later informed ALPA that FedEx was discussing whether it
would be willing to assign Ahneman flight duties due to
safety concerns. Id. ¶ 11.
February 2014, FedEx made the decision not to retrain Ahneman
or assign her flight duties for the remainder of her career
because of safety and operational concerns. Id.
¶ 15; see also id. 20 (noting that
Ahneman will turn sixty-five in October 2016 and thus will
become legally ineligible to pilot the aircraft used in
FedEx's operations). FedEx asserts that these concerns
were based on Ahneman's " employment and training
record" and were " distinct from the basis of her
June 2013 termination and the System Board Award."
Def.'s SOMF 7, ¶ 33.
current dispute between ALPA and FedEx arose from this
decision by FedEx to not assign Ahneman flying duties and to
leave Ahneman in her former position of paid NOQ status. ALPA
contends that Ahneman has not been fully reinstated because
she has not been permitted to fly. In later memoranda before
this Court, ALPA also argues that Ahneman has not been "
made whole" because FedEx's refusal to assign her
flights duties has supposedly caused a diminution of her
potential earnings. See Pl.'s Opp'n
Def.'s Mot. Summ. J. 6 (" As a FedEx pilot flying
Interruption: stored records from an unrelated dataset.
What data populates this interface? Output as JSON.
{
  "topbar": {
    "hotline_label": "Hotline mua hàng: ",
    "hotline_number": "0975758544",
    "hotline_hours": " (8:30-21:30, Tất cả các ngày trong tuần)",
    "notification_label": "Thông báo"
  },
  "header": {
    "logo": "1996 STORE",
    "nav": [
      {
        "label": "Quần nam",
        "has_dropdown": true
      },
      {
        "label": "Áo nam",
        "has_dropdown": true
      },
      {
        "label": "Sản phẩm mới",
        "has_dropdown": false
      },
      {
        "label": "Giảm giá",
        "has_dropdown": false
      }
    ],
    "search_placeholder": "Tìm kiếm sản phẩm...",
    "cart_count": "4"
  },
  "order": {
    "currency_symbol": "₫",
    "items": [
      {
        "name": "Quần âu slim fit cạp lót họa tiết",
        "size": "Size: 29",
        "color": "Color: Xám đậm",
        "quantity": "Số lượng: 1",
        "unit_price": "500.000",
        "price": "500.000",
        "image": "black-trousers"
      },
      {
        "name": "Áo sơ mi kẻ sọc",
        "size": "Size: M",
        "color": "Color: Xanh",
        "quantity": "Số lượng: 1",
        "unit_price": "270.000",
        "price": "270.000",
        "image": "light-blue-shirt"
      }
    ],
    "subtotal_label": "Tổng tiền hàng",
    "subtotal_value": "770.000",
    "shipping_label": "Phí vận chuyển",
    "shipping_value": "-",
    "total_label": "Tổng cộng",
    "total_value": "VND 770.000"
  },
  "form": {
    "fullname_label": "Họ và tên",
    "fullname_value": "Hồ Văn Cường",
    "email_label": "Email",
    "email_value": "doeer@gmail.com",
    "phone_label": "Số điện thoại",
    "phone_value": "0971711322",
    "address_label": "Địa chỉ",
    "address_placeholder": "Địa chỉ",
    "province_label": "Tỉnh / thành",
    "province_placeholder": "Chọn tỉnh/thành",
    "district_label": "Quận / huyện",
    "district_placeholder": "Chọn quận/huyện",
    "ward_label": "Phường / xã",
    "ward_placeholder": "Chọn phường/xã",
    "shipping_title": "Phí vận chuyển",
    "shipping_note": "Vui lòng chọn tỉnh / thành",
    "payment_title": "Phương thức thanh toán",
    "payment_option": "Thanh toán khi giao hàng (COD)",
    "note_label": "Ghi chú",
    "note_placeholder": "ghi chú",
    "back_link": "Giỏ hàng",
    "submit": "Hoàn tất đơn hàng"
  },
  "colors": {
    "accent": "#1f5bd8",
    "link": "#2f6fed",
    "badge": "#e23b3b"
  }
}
its aircraft, Captain Ahneman could have earned additional
compensation under various provisions of the CBA." ).
FedEx informed ALPA of its decision to not assign Ahneman
flying duties, the parties engaged in a settlement discussion
in attempt to resolve all claims and issues. Tice Supp. Dec.
¶ 19. No agreement was reached, however, and ALPA
initiated this litigation in June 2014.
JUDGMENT ON THE PLEADINGS
Rule of Civil Procedure 12(c) provides that " [a]fter
the pleadings are closed . . . a party may move for judgment
on the pleadings." Fed.R.Civ.P. 12(c). A motion for
judgment on the pleadings should only be granted " where
it appears beyond doubt that the plaintiff can prove no set
of facts in support of his claim which would entitle him to
relief." Schuchart v. La Taberna Del Alabardero,
Inc., 365 F.3d 33, 35, 361 U.S.App.D.C. 121 (D.C. Cir.
2004) (internal citation omitted); see also
Konah v. District of Columbia, 915 F.Supp.2d 7, 18
(D.D.C. 2013) (" A motion for judgment on the pleadings
will be granted if the movant shows, at the close of the
pleadings, that no issue of material fact remains to be
resolved, and that he or she is entitled to judgment as a
matter of law." ).
to the Rule 12(b)(6) standard, seeRobinson-Reeder v. Am. Council on Educ., 532
F.Supp.2d 6, 12 (D.D.C. 2008), aff'd, 417
Fed.Appx. 4 (D.C. Cir. 2011) (" The appropriate standard
for reviewing a motion for judgment on the pleadings is the
same as that applied to a motion to dismiss under Rule
12(b)(6) for failure to state a claim upon which relief can
be granted." ), this Court will dismiss a complaint
under Rule 12(c) if the complaint does not contain sufficient
factual allegations to " state a claim that relief is
plausible on its face." Bell A. Corp. v.
Twombly, 550 U.S. 544, 570, 127 S.Ct. 1955, 167 L.Ed.2d
929 (2007). A complaint is considered " plausible on its
face" if it " pleads factual content that allows
the court to draw the reasonable inference that the defendant
is liable for the misconduct alleged." Ashcroft v.
Iqbal, 556 U.S. 662, 663, 129 ...